Data records for software interfaces:

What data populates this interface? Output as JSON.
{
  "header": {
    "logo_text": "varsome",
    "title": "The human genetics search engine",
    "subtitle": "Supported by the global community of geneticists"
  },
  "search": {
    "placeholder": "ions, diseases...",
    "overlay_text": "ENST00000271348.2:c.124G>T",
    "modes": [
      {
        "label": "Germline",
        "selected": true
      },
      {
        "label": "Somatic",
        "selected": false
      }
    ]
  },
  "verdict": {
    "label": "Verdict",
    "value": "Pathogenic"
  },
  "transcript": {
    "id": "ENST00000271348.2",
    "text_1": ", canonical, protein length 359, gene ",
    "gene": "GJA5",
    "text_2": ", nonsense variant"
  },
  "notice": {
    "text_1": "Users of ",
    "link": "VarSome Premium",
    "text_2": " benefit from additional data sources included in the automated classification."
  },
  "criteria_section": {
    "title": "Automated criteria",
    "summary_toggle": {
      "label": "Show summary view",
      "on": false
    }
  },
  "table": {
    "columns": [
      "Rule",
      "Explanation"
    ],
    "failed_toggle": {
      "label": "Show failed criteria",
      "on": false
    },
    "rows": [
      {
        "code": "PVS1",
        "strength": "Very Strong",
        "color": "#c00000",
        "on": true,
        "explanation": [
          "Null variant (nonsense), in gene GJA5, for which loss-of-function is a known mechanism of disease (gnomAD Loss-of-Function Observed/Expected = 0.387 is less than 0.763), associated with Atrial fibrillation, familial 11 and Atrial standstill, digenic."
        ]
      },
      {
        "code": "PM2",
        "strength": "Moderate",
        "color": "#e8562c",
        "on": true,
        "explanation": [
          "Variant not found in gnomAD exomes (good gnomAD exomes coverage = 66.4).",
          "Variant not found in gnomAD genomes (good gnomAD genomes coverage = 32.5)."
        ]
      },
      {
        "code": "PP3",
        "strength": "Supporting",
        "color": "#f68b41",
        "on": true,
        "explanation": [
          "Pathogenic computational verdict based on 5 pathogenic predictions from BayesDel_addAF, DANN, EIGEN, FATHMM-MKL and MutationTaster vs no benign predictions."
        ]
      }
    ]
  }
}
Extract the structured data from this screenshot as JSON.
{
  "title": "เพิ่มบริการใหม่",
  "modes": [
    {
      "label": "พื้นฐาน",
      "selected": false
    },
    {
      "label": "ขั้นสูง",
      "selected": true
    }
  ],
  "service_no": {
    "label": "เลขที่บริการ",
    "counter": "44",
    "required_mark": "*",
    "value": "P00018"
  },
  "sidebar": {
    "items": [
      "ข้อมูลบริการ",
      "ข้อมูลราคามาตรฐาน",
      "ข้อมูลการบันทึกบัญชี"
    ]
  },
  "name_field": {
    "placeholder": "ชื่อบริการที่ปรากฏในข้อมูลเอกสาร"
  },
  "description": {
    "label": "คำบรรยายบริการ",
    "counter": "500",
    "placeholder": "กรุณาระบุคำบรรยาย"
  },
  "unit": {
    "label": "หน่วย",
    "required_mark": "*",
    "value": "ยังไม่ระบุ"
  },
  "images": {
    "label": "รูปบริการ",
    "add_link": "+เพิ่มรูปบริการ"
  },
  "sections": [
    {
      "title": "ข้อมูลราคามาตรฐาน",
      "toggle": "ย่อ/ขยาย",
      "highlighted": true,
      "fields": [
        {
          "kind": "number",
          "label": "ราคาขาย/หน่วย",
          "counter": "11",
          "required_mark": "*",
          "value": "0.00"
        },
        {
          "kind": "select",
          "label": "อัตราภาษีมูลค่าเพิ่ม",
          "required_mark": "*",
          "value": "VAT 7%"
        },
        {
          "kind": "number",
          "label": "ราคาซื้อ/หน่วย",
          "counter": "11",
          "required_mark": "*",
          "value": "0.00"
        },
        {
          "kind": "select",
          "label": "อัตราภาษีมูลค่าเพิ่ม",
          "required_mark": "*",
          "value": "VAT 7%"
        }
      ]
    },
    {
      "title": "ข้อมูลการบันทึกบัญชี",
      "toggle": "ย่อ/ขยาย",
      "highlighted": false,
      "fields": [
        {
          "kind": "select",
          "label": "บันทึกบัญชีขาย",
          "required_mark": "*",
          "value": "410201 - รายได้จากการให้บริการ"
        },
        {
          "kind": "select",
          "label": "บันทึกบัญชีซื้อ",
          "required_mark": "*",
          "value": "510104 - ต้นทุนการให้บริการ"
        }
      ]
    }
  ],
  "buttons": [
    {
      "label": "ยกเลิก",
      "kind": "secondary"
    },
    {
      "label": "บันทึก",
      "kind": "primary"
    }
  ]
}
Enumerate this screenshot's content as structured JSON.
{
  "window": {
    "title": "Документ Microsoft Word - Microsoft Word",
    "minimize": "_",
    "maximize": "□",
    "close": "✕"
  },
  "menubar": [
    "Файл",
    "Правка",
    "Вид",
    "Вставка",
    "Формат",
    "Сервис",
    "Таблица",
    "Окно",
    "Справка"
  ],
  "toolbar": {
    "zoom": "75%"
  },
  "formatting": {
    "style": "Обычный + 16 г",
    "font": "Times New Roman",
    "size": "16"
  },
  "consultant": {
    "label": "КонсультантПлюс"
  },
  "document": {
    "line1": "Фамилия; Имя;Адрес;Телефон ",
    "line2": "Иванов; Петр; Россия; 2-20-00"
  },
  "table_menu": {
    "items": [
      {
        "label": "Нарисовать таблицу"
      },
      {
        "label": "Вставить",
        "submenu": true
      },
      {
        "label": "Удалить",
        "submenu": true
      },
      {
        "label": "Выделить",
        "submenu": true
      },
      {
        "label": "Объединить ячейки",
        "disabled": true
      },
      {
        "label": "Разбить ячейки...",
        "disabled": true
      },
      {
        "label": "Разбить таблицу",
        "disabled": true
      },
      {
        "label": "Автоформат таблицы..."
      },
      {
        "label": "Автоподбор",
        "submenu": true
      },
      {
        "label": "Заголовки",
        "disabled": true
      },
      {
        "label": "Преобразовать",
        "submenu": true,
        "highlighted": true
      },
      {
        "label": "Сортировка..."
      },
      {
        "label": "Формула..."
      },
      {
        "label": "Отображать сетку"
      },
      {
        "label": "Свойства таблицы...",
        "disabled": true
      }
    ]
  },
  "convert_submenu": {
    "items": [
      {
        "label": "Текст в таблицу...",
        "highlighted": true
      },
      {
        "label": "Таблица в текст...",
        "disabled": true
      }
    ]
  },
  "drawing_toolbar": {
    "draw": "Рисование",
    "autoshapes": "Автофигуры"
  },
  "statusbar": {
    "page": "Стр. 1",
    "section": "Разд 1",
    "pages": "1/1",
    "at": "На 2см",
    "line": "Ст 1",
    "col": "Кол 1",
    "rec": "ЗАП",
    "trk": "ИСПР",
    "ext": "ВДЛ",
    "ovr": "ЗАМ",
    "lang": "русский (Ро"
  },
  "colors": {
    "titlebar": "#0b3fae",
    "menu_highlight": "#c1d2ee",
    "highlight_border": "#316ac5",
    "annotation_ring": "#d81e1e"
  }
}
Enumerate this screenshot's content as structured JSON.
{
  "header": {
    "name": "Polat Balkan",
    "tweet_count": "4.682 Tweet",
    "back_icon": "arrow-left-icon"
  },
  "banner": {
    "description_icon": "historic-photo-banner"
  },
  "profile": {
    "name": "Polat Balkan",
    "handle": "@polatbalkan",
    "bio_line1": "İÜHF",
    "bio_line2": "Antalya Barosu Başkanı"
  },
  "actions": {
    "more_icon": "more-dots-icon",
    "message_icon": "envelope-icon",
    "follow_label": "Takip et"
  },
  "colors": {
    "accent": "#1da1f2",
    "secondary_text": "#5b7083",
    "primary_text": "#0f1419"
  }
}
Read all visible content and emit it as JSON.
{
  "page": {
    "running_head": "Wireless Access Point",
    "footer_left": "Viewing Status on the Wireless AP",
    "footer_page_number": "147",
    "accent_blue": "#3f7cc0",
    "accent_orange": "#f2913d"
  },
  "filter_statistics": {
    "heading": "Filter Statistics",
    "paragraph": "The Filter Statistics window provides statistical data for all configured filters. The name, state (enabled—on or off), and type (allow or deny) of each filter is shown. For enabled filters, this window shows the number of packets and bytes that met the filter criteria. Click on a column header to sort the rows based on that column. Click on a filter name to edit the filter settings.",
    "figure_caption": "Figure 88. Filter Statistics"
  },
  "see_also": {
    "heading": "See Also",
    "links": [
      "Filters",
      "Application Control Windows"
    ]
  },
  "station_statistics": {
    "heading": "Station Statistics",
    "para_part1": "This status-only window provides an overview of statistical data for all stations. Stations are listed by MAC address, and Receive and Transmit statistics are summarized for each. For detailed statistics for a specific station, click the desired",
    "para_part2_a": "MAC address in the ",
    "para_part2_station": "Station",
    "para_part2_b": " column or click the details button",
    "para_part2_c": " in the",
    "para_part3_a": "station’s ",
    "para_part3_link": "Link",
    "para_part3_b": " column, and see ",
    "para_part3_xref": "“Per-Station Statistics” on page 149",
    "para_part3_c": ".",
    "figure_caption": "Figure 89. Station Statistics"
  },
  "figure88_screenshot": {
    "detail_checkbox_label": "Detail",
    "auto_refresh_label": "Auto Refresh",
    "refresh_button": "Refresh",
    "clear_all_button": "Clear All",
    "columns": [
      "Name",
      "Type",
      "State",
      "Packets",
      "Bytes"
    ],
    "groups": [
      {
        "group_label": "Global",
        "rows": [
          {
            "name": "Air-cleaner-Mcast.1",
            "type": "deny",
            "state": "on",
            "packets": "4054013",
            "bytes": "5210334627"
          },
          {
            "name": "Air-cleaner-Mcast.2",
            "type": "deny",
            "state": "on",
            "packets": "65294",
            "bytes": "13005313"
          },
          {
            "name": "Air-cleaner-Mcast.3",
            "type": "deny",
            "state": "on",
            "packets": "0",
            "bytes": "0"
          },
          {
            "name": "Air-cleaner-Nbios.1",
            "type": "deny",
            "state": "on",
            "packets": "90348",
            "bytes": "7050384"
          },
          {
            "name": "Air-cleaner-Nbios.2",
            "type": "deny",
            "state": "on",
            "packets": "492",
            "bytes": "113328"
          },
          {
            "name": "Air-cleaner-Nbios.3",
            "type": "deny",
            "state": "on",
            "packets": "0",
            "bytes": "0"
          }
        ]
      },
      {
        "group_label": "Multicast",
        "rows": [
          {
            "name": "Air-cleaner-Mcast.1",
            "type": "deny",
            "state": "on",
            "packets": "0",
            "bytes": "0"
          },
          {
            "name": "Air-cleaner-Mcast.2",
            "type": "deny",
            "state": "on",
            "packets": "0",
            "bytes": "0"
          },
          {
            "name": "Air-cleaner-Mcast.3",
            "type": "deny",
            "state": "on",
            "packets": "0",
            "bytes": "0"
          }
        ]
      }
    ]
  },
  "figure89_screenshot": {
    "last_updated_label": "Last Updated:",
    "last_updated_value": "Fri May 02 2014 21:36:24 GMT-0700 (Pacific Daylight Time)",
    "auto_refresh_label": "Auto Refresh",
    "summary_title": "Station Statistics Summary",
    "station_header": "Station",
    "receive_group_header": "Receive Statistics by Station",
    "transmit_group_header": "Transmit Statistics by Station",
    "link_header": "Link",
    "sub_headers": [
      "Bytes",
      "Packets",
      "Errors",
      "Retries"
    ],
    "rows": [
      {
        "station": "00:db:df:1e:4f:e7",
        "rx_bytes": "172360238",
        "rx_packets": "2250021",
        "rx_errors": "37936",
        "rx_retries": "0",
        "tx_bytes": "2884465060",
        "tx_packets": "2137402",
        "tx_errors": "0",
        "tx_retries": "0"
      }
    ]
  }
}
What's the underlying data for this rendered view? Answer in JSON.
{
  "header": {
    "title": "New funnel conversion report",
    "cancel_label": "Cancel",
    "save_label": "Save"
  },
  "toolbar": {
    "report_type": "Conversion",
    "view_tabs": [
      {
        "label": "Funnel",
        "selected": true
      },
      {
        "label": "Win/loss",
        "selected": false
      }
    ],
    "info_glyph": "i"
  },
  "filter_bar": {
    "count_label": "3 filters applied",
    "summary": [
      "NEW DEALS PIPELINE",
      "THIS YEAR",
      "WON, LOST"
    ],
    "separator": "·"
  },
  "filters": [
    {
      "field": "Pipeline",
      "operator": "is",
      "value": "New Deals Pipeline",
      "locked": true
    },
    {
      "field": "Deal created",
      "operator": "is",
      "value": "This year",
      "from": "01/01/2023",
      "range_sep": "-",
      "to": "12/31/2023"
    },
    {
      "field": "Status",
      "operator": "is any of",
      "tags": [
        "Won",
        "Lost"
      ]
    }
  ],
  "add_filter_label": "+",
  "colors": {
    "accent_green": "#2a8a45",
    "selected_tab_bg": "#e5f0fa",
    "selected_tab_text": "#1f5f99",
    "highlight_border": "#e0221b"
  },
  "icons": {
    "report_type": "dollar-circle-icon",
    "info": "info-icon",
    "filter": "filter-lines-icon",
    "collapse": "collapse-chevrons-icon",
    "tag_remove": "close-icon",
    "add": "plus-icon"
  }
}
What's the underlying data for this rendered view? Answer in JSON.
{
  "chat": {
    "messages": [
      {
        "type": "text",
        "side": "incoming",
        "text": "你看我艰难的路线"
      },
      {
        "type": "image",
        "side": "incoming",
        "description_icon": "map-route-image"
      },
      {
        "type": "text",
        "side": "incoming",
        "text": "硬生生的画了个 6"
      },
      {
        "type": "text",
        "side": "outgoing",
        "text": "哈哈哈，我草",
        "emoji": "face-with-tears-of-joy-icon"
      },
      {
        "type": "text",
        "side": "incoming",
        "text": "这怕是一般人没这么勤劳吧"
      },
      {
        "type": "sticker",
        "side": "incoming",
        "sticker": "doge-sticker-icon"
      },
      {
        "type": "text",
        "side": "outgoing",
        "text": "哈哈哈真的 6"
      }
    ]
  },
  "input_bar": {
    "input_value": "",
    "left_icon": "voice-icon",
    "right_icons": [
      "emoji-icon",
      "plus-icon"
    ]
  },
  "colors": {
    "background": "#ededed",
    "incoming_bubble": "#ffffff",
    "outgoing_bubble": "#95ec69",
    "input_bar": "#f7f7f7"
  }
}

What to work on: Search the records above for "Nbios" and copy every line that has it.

Your solution:
            "name": "Air-cleaner-Nbios.1",
            "name": "Air-cleaner-Nbios.2",
            "name": "Air-cleaner-Nbios.3",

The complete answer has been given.